## What you will do
Please repeat the records, word for word and without gaps.

## Source data

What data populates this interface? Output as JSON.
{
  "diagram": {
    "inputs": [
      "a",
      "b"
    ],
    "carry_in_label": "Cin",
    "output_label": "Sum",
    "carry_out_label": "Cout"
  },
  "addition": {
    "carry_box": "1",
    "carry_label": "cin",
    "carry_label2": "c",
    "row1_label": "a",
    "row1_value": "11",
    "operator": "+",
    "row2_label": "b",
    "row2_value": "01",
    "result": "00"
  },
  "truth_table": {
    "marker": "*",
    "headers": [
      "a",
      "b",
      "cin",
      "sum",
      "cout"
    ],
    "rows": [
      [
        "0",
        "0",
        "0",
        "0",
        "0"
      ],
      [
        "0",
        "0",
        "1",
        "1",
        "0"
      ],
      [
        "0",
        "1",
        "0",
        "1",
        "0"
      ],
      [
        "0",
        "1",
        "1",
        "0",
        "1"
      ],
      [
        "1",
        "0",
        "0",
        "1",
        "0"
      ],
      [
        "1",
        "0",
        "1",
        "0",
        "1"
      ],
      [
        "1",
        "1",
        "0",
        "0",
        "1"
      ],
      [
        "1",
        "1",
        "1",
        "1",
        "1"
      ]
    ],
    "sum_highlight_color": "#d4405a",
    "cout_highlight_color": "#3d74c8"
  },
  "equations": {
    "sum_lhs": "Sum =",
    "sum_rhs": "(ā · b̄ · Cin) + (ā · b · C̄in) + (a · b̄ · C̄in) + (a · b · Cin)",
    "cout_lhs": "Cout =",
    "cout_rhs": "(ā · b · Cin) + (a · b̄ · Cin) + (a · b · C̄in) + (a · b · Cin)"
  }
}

## Solution
What data populates this interface? Output as JSON.
{
  "diagram": {
    "inputs": [
      "a",
      "b"
    ],
    "carry_in_label": "Cin",
    "output_label": "Sum",
    "carry_out_label": "Cout"
  },
  "addition": {
    "carry_box": "1",
    "carry_label": "cin",
    "carry_label2": "c",
    "row1_label": "a",
    "row1_value": "11",
    "operator": "+",
    "row2_label": "b",
    "row2_value": "01",
    "result": "00"
  },
  "truth_table": {
    "marker": "*",
    "headers": [
      "a",
      "b",
      "cin",
      "sum",
      "cout"
    ],
    "rows": [
      [
        "0",
        "0",
        "0",
        "0",
        "0"
      ],
      [
        "0",
        "0",
        "1",
        "1",
        "0"
      ],
      [
        "0",
        "1",
        "0",
        "1",
        "0"
      ],
      [
        "0",
        "1",
        "1",
        "0",
        "1"
      ],
      [
        "1",
        "0",
        "0",
        "1",
        "0"
      ],
      [
        "1",
        "0",
        "1",
        "0",
        "1"
      ],
      [
        "1",
        "1",
        "0",
        "0",
        "1"
      ],
      [
        "1",
        "1",
        "1",
        "1",
        "1"
      ]
    ],
    "sum_highlight_color": "#d4405a",
    "cout_highlight_color": "#3d74c8"
  },
  "equations": {
    "sum_lhs": "Sum =",
    "sum_rhs": "(ā · b̄ · Cin) + (ā · b · C̄in) + (a · b̄ · C̄in) + (a · b · Cin)",
    "cout_lhs": "Cout =",
    "cout_rhs": "(ā · b · Cin) + (a · b̄ · Cin) + (a · b · C̄in) + (a · b · Cin)"
  }
}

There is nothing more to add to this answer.